Virginia LeBaron is a Ph.D. student in the U’s College of Nursing, while Todd McKay is working on a Master’s degree in linguistics. Though the students come from widely different disciplines, their work emanates from a similar premise—finding ways for people to better cope with imperfect circumstances.
LeBaron received a Fulbright-Nehru Grant and will conduct dissertation research in Hyderabad, India. Her project will explore how nurses caring for patients with advanced cancer cope with limited medical resources while trying to ease pain. LeBaron is particularly interested in exploring how “moral distress” may manifest among health care providers in India, an issue defined as knowing what needs to be done to help a patient, but being unable to act because of various obstacles.
LeBaron’s experience as an oncology and palliative care nurse practitioner—and a volunteer with the International Network for Cancer Treatment and Research (INCTR)—led to her interest in studying the delivery of palliative care in resource limited settings. LeBaron’s first trip with the INCTR was in 2004 when she traveled to Kathmandu, Nepal and witnessed firsthand the suffering of patients who have advanced cancer and no access to morphine.

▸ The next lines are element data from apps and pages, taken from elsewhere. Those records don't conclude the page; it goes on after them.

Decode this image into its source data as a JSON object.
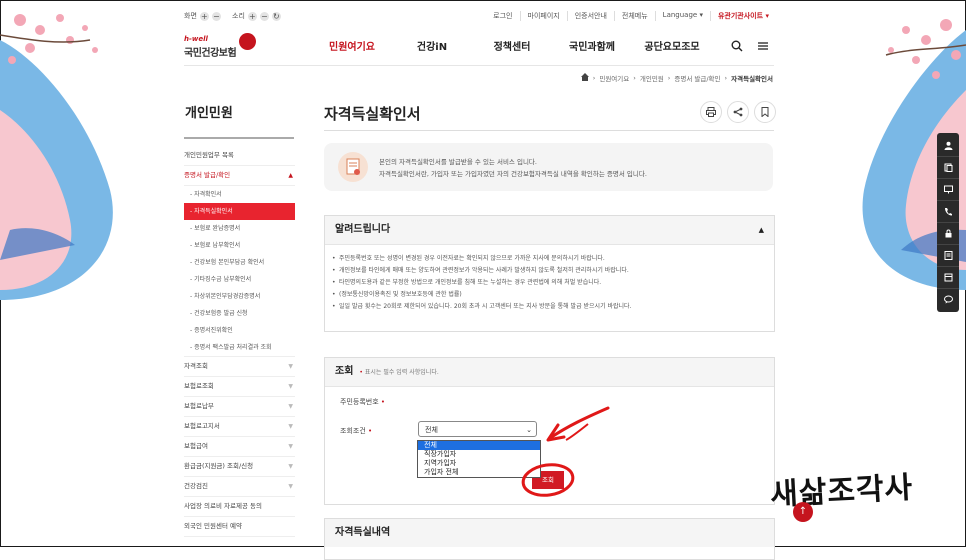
{
  "util": {
    "font_size_label": "화면",
    "sound_label": "소리",
    "links": [
      "로그인",
      "마이페이지",
      "인증서안내",
      "전체메뉴",
      "Language ▾"
    ],
    "affiliate": "유관기관사이트 ▾"
  },
  "logo": {
    "sub": "h-well",
    "main": "국민건강보험"
  },
  "gnb": [
    "민원여기요",
    "건강iN",
    "정책센터",
    "국민과함께",
    "공단요모조모"
  ],
  "breadcrumb": [
    "민원여기요",
    "개인민원",
    "증명서 발급/확인",
    "자격득실확인서"
  ],
  "lnb": {
    "title": "개인민원",
    "top_items": [
      "개인민원업무 목록",
      "증명서 발급/확인"
    ],
    "sub_items": [
      "자격확인서",
      "자격득실확인서",
      "보험료 완납증명서",
      "보험료 납부확인서",
      "건강보험 본인부담금 확인서",
      "기타징수금 납부확인서",
      "차상위본인부담경감증명서",
      "건강보험증 발급 신청",
      "증명서진위확인",
      "증명서 팩스발급 처리결과 조회"
    ],
    "more_items": [
      "자격조회",
      "보험료조회",
      "보험료납부",
      "보험료고지서",
      "보험급여",
      "환급금(지원금) 조회/신청",
      "건강검진",
      "사업장 의료비 자료제공 동의",
      "외국인 민원센터 예약"
    ]
  },
  "page": {
    "title": "자격득실확인서",
    "info_lines": [
      "본인의 자격득실확인서를 발급받을 수 있는 서비스 입니다.",
      "자격득실확인서란, 가입자 또는 가입자였던 자의 건강보험자격득실 내역을 확인하는 증명서 입니다."
    ]
  },
  "notice": {
    "heading": "알려드립니다",
    "items": [
      "주민등록번호 또는 성명이 변경된 경우 이전자료는 확인되지 않으므로 가까운 지사에 문의하시기 바랍니다.",
      "개인정보를 타인에게 매매 또는 양도하여 관련정보가 악용되는 사례가 발생하지 않도록 철저히 관리하시기 바랍니다.",
      "타인명의도용과 같은 부정한 방법으로 개인정보를 침해 또는 누설하는 경우 관련법에 의해 처벌 받습니다.",
      "(정보통신망이용촉진 및 정보보호등에 관한 법률)",
      "일일 발급 횟수는 20회로 제한되어 있습니다. 20회 초과 시 고객센터 또는 지사 방문을 통해 발급 받으시기 바랍니다."
    ]
  },
  "search": {
    "heading": "조회",
    "required_note": "표시는 필수 입력 사항입니다.",
    "resident_label": "주민등록번호",
    "condition_label": "조회조건",
    "selected": "전체",
    "options": [
      "전체",
      "직장가입자",
      "지역가입자",
      "가입자 전체"
    ],
    "button": "조회"
  },
  "result": {
    "heading": "자격득실내역"
  },
  "watermark": "새삶조각사",
  "colors": {
    "brand": "#c5141e",
    "select_highlight": "#1e6fe0"
  }
}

“I hope results from my research will help improve support to nurses practicing in low-resource settings,” says LeBaron, “and also to improve pain management for patients with advanced cancer, wherever in the world this situation exists.” She will be in Hyderabad, India at the MNJ Institute of Oncology and Regional Cancer Center from September 2011 through June 2012. Upon completing her degree, she hopes to secure a post-doctoral position to continue her interest in global cancer control health policy.
Todd McKay is finishing a Master’s degree in linguistics at the U and received an English Teaching Assistantship Fulbright Scholarship. He will be working with students learning English at a school in Bangladesh beginning later this fall. His interest comes from having spent time in the country during the 2009 and 2010 Bangla Critical Language Scholarship programs. His focus will be on helping to bridge gaps between those in the English classroom and the rest of the community.

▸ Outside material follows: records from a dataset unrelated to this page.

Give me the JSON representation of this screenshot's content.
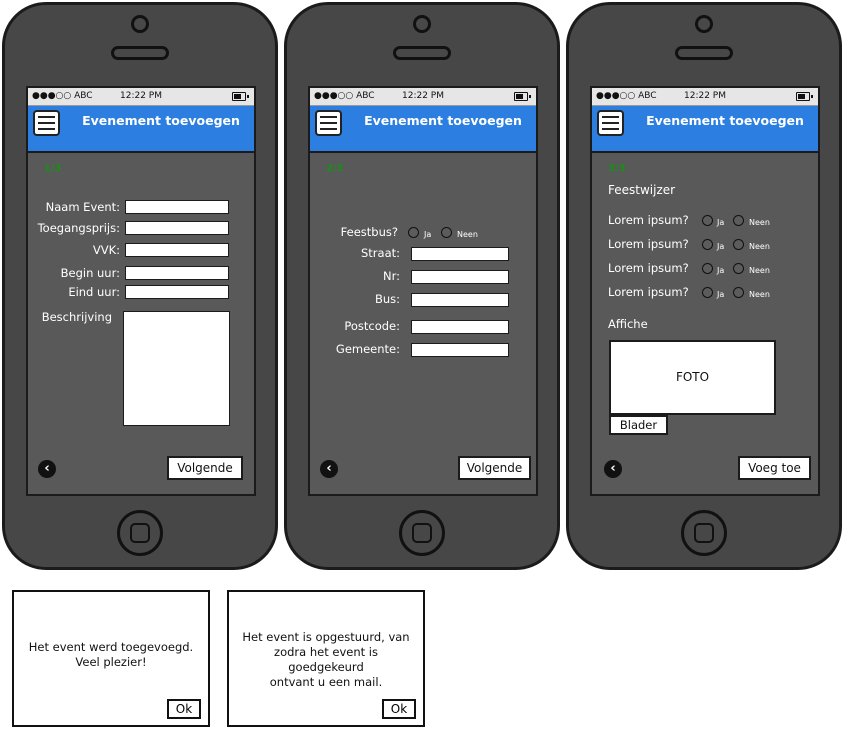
{
  "status_bar": {
    "signal": "●●●○○ ABC",
    "time": "12:22 PM"
  },
  "screens": [
    {
      "title": "Evenement toevoegen",
      "step": "1/3",
      "fields": [
        "Naam Event:",
        "Toegangsprijs:",
        "VVK:",
        "Begin uur:",
        "Eind uur:"
      ],
      "description_label": "Beschrijving",
      "next_label": "Volgende"
    },
    {
      "title": "Evenement toevoegen",
      "step": "2/3",
      "question": "Feestbus?",
      "yes": "Ja",
      "no": "Neen",
      "fields": [
        "Straat:",
        "Nr:",
        "Bus:",
        "Postcode:",
        "Gemeente:"
      ],
      "next_label": "Volgende"
    },
    {
      "title": "Evenement toevoegen",
      "step": "3/3",
      "section_title": "Feestwijzer",
      "questions": [
        "Lorem ipsum?",
        "Lorem ipsum?",
        "Lorem ipsum?",
        "Lorem ipsum?"
      ],
      "yes": "Ja",
      "no": "Neen",
      "poster_label": "Affiche",
      "photo_label": "FOTO",
      "browse_label": "Blader",
      "submit_label": "Voeg toe"
    }
  ],
  "dialogs": [
    {
      "message_line1": "Het event werd toegevoegd.",
      "message_line2": "Veel plezier!",
      "ok": "Ok"
    },
    {
      "message_line1": "Het event is opgestuurd, van",
      "message_line2": "zodra het event is goedgekeurd",
      "message_line3": "ontvant u een mail.",
      "ok": "Ok"
    }
  ],
  "colors": {
    "appbar": "#2c7ee0",
    "screen": "#595959",
    "step": "#1a8d1a"
  }
}
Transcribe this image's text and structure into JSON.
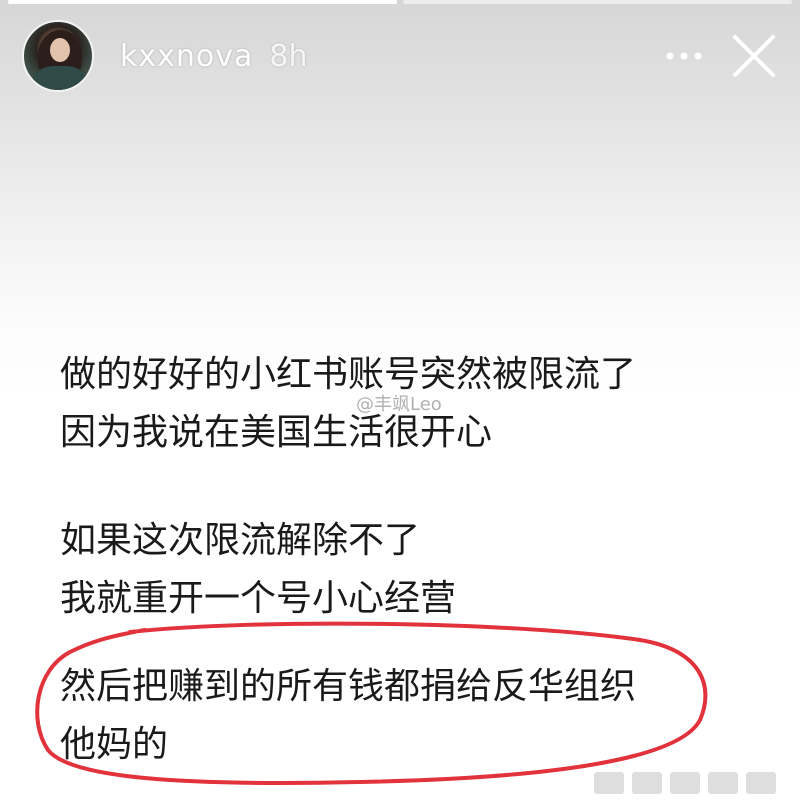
{
  "story": {
    "progress": [
      1.0,
      0.0
    ],
    "header": {
      "username": "kxxnova",
      "time": "8h"
    },
    "text_block_1": [
      "做的好好的小红书账号突然被限流了",
      "因为我说在美国生活很开心"
    ],
    "text_block_2": [
      "如果这次限流解除不了",
      "我就重开一个号小心经营"
    ],
    "text_block_3": [
      "然后把赚到的所有钱都捐给反华组织",
      "他妈的"
    ],
    "watermark": "@丰飒Leo",
    "highlight_color": "#e2323c",
    "icons": {
      "more": "more-dots-icon",
      "close": "close-icon"
    }
  }
}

“Building relationships that endure beyond the classroom is vital for helping achieve the educational goals of Bangladesh,” McKay says, “That is complicated by persistent lack of resources, but my aim is to help by creating a set of activities that can accomplish the goal while transcending material limitations.”
Howard Lehman, professor of political science, also serves as advisor for the Fulbright program at the U. He has been a Fulbright Fellow twice and encourages more students to apply. “The experience expands one’s education, skills and world view,” says Lehman. “Students return as stronger scholars and better citizens, something the world can always use more of.”
Fulbright scholarships have been awarded to many U faculty and five students over the past five years. Recent fellows have done research work in Australia with military veterans, taught courses in Costa Rica dealing with attitudes toward the disabled, and conducted research on business communities in conflict zones in Israel.
Fulbright awards provide travel and living expenses for a students’ year abroad. The prestigious Fulbright program is the largest educational scholarship of its kind. It was created by U.S. Senator J. William Fulbright and the U.S. Government in 1946 and aims to promote mutual understanding through educational exchange. It operates between the U.S. and 150 other countries.